Love is a fatality, is it not? The odd thing is that those who know this best, and who ought therefore to keep clear of that special fate, do the opposite. But “The tree of knowledge is not that of life.” So you seek it out—a very dangerous thing to do even when “your fate” is someone who is also conscious of these machineries. (It is pure disaster when she isn’t.) So what about your friend? Is she initiate? Often even young women are, it seems to me. But young men rarely.
* * *
The note in the box was short: “Chris—I have something for you. Stop by when you have a minute. XXXX Jonathan.”
His office door was, as usual, closed but not shut. She pushed it open and saw his catastrophic desk. But he wasn’t there. So she went in to wait and had hardly sat down when he came sailing in behind her.
“Ah, my queen—and I not here to receive you.” He lost not a beat between his movements and his words, talking all the time as he passed on to his chair and sat down. “After such knowledge, what forgiveness? In the 17th century you would have expected a sonnet sequence at least, I begging your mercy.”
“You’re forgiven. And I got your note.”
He seemed to hesitate just slightly, then reached into his briefcase and took out a thin sheaf of typescript pages. “This is for you,” and as he handed it to her she felt transfixed by his eyes. She looked down at the first page and began reading:
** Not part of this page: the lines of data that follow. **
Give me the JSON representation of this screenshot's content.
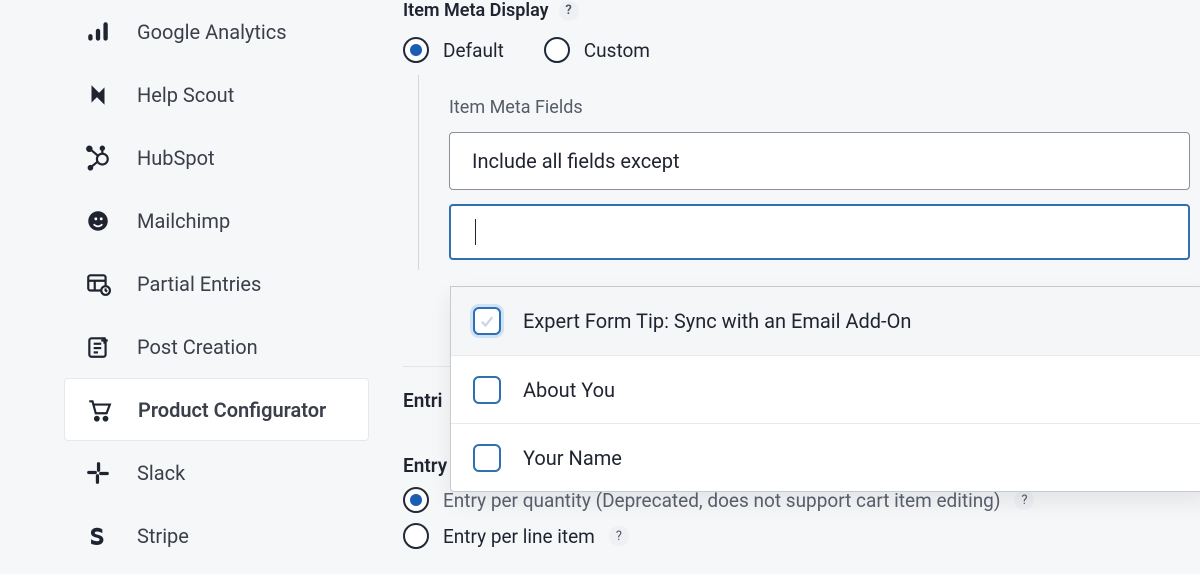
{
  "sidebar": {
    "items": [
      {
        "label": "Google Analytics",
        "icon": "analytics"
      },
      {
        "label": "Help Scout",
        "icon": "helpscout"
      },
      {
        "label": "HubSpot",
        "icon": "hubspot"
      },
      {
        "label": "Mailchimp",
        "icon": "mailchimp"
      },
      {
        "label": "Partial Entries",
        "icon": "partial"
      },
      {
        "label": "Post Creation",
        "icon": "postcreate"
      },
      {
        "label": "Product Configurator",
        "icon": "cart",
        "active": true
      },
      {
        "label": "Slack",
        "icon": "slack"
      },
      {
        "label": "Stripe",
        "icon": "stripe"
      }
    ]
  },
  "meta_display": {
    "title": "Item Meta Display",
    "options": {
      "default": "Default",
      "custom": "Custom"
    },
    "selected": "default",
    "fields_label": "Item Meta Fields",
    "select_value": "Include all fields except",
    "dropdown_options": [
      "Expert Form Tip: Sync with an Email Add-On",
      "About You",
      "Your Name"
    ]
  },
  "entries_section": {
    "title_partial": "Entri",
    "entry_label_partial": "Entry",
    "option_quantity": "Entry per quantity (Deprecated, does not support cart item editing)",
    "option_lineitem": "Entry per line item",
    "selected": "quantity"
  },
  "help_char": "?"
}
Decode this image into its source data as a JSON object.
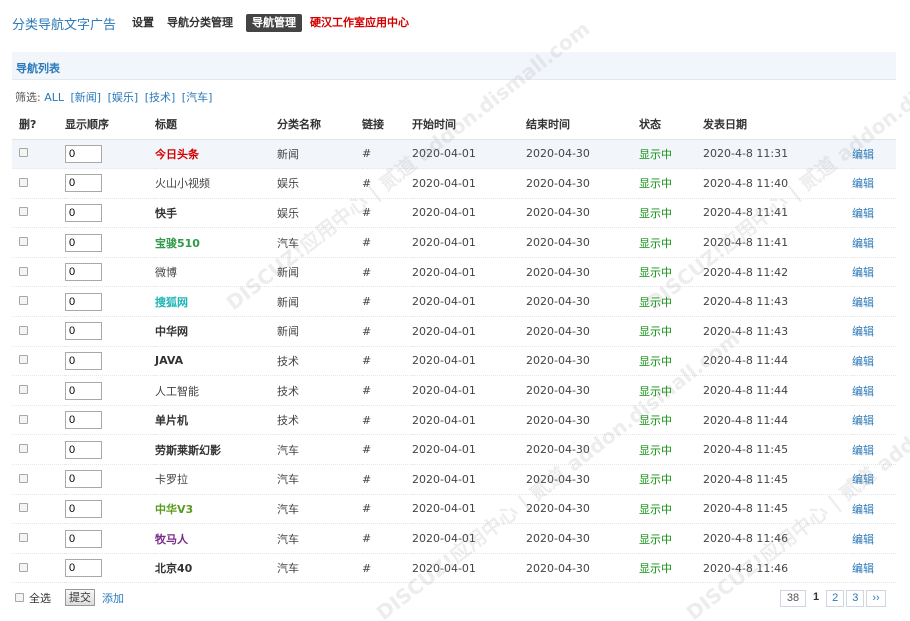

She pushed the door and as it swung back slowly, she propped herself against the frame. “Hi.”